Records provided:

# # # # # # #

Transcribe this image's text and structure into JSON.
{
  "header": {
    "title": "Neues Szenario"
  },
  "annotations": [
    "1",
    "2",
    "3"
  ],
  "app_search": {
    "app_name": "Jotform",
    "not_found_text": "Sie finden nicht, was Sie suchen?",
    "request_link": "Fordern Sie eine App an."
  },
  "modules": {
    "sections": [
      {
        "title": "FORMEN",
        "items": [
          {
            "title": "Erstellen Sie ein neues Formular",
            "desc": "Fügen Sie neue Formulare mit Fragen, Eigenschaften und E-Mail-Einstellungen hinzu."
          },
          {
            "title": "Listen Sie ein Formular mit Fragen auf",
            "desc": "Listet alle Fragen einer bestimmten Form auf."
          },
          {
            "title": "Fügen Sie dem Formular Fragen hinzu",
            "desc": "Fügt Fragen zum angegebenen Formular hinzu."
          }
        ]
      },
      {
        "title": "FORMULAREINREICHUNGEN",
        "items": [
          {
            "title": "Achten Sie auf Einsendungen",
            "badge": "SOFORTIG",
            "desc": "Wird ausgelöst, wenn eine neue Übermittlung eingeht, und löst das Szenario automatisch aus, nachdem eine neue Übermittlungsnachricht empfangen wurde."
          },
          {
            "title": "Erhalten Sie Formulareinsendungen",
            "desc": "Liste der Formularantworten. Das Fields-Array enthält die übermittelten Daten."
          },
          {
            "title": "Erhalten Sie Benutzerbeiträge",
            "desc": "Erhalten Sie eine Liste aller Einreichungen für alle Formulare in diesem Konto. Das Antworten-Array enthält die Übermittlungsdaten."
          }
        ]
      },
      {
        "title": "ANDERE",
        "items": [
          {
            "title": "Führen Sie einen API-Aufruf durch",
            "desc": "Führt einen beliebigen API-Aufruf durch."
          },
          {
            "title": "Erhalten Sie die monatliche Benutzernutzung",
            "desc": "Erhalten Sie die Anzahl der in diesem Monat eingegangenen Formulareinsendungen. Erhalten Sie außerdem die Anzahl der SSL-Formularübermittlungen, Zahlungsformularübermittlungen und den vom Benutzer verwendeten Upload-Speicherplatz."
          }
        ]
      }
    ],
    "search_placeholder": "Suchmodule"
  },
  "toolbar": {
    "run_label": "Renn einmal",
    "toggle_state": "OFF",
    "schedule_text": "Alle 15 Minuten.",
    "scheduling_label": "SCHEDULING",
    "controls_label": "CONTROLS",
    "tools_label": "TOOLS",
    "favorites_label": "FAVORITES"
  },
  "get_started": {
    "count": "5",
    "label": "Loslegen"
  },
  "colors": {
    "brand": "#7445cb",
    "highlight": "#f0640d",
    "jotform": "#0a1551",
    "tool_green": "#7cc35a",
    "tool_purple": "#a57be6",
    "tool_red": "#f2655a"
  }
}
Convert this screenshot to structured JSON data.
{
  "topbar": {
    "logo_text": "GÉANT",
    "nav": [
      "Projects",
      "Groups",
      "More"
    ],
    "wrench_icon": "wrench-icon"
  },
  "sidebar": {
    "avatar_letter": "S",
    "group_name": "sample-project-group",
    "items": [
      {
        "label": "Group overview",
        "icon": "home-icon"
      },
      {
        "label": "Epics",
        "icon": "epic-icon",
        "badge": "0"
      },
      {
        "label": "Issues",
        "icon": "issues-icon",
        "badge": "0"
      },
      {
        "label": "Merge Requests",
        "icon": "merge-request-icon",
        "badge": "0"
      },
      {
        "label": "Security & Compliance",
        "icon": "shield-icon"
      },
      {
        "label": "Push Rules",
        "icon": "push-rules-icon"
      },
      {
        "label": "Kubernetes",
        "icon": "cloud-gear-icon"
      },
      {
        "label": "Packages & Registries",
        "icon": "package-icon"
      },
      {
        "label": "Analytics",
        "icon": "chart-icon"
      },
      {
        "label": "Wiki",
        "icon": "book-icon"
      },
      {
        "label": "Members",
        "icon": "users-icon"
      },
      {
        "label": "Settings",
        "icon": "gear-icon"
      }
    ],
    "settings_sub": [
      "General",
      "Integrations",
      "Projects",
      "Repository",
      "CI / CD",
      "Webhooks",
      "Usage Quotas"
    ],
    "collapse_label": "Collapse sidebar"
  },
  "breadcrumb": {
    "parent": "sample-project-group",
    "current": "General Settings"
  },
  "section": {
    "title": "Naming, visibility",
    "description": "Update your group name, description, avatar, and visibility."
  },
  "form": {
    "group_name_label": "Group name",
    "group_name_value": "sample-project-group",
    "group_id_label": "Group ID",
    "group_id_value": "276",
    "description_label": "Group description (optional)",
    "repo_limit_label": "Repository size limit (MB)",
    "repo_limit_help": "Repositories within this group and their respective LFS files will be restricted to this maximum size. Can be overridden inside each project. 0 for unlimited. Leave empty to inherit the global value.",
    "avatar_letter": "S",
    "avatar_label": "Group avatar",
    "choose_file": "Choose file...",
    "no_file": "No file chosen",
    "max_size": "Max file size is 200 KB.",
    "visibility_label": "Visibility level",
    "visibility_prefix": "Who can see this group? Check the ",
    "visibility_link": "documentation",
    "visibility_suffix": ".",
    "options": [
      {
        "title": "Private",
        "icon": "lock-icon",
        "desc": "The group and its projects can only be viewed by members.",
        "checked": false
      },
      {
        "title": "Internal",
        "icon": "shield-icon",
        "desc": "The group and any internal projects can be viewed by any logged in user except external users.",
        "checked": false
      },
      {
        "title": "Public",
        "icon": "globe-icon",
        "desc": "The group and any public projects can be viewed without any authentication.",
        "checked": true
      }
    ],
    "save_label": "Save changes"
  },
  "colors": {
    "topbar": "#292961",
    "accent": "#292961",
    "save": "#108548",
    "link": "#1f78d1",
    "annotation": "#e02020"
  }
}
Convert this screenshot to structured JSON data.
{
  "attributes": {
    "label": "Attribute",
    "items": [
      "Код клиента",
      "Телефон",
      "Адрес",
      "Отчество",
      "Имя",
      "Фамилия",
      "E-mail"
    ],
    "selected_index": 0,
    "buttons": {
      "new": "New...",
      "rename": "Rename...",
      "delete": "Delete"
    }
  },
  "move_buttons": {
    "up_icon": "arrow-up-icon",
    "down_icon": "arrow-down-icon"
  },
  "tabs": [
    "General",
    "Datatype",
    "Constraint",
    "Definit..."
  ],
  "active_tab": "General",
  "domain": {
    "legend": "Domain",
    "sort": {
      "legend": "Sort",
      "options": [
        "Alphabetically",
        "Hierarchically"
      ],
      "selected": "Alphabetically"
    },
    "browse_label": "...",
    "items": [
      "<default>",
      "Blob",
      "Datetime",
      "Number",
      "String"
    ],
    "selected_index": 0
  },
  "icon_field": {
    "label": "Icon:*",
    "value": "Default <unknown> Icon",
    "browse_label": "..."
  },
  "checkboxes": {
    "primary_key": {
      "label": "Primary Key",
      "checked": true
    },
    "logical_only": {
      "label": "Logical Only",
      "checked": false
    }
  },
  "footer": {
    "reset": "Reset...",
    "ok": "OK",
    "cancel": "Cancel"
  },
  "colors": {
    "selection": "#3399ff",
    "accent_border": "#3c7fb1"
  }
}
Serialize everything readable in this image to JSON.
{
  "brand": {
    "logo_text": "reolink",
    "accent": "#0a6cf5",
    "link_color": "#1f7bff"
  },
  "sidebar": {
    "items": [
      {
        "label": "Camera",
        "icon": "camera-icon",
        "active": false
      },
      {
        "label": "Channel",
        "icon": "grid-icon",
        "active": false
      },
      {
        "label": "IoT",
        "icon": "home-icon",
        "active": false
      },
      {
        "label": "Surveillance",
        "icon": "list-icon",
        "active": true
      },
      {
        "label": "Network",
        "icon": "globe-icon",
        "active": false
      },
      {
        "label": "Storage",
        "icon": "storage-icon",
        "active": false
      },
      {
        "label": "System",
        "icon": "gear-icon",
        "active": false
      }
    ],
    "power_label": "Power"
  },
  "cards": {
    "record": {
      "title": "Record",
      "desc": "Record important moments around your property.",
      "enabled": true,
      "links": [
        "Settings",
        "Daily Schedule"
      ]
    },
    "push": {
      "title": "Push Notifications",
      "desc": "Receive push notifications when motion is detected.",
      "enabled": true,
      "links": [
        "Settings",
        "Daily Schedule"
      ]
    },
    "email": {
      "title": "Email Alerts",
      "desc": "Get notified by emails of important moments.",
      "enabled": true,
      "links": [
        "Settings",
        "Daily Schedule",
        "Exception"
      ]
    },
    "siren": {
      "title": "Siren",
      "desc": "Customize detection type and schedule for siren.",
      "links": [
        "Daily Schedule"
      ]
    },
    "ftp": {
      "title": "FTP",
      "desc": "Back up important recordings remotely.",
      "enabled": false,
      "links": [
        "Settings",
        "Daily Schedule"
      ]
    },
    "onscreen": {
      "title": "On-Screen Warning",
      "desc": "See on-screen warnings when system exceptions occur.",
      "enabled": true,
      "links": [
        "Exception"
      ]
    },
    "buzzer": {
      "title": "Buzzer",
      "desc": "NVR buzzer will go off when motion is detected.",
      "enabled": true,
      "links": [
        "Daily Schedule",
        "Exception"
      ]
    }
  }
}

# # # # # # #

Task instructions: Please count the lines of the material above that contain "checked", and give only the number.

Solution for this exercise: 5